Jurors watched a new video depicting a slow-paced pursuit of Laquan McDonald. Another police officer can be seen trailing McDonald for blocks without ever firing his weapon. Prosecutors say that is because it was not necessary.

The never-before-seen video showed Laquan McDonald trailed by Officer Joseph McElligott, who appeared to be walking calmly alongside a squad car for several blocks.

“Why didn’t you fire your weapon?” asked the judge.

“We were trying to buy time to have a taser,” Officer Joseph McElligott replied.

In contract, said prosecutors, Jason Van Dyke rolled onto the scene, jumped from his squad car, and six seconds later pulled the trigger for the first time and began shooting Laquan McDonald.

“For the next 12.5 seconds, the defendant continues to pull the trigger of his gun over and over until he empties the entire clip. You’ll see it was not necessary to shoot Laquan McDonald a single time,” said Special Prosecutor Joe McMahon.

Jason Van Dyke’s Attorney, Dan Herbert, said, “They are writing the final chapter without showing you the rest of the book.

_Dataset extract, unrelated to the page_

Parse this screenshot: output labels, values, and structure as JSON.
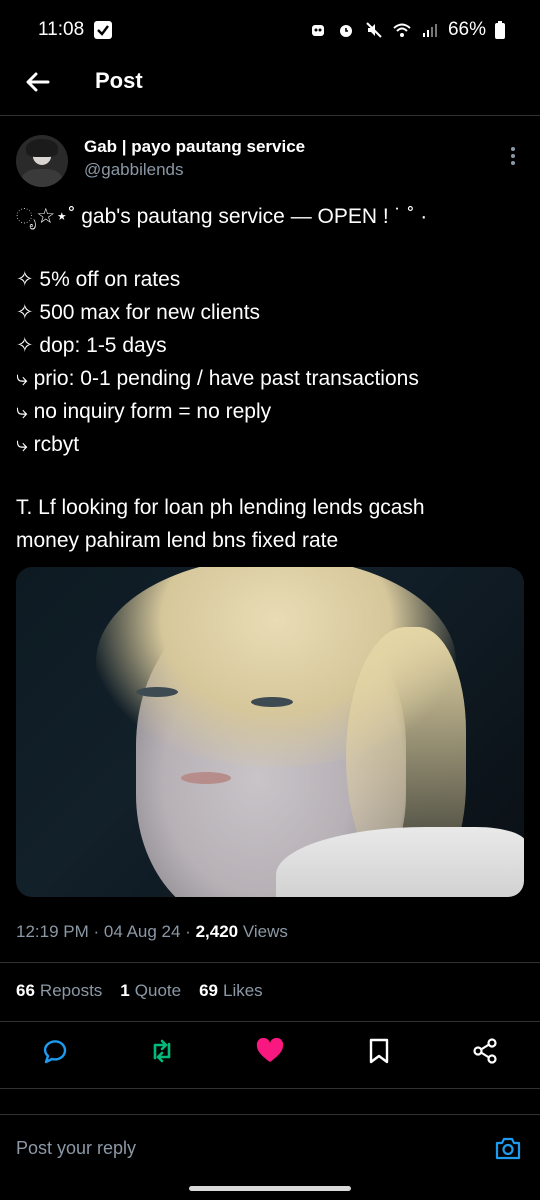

We are going to show you the context.”

Herbert said McDonald was on a wild rampage through the city that night, high on PCP, and breaking into trucks. Jurors were shown photos of a tire he allegedly slashed on a squad car and the windshield attacked with a knife.

“Jason Van Dyke had reason to believe Laquan McDonald was going to hurt somebody,” Herbert stated. “This is a tragedy. Not a murder.”

Prosecutors contend Van Dyke could not, in those six seconds before he fired, have had the information he need to fire his weapon 16 times; but Van Dyke’s attorney said the number of shots are not important if the decision to shoot was lawful.

The prosecution told the jurors Van Dyke shot the teenager despite being surrounded by nine armed officers and five squad cars. His defense attorney said evidence will later show that significant physiological changes occur when an officer is engaged in a deadly force situation.

Court resumes in the Leighton Criminal Court Building Tuesday at 10 a.m.

CBS 2’s Roseanne Tellez and Dana Kozlov contributed to this story.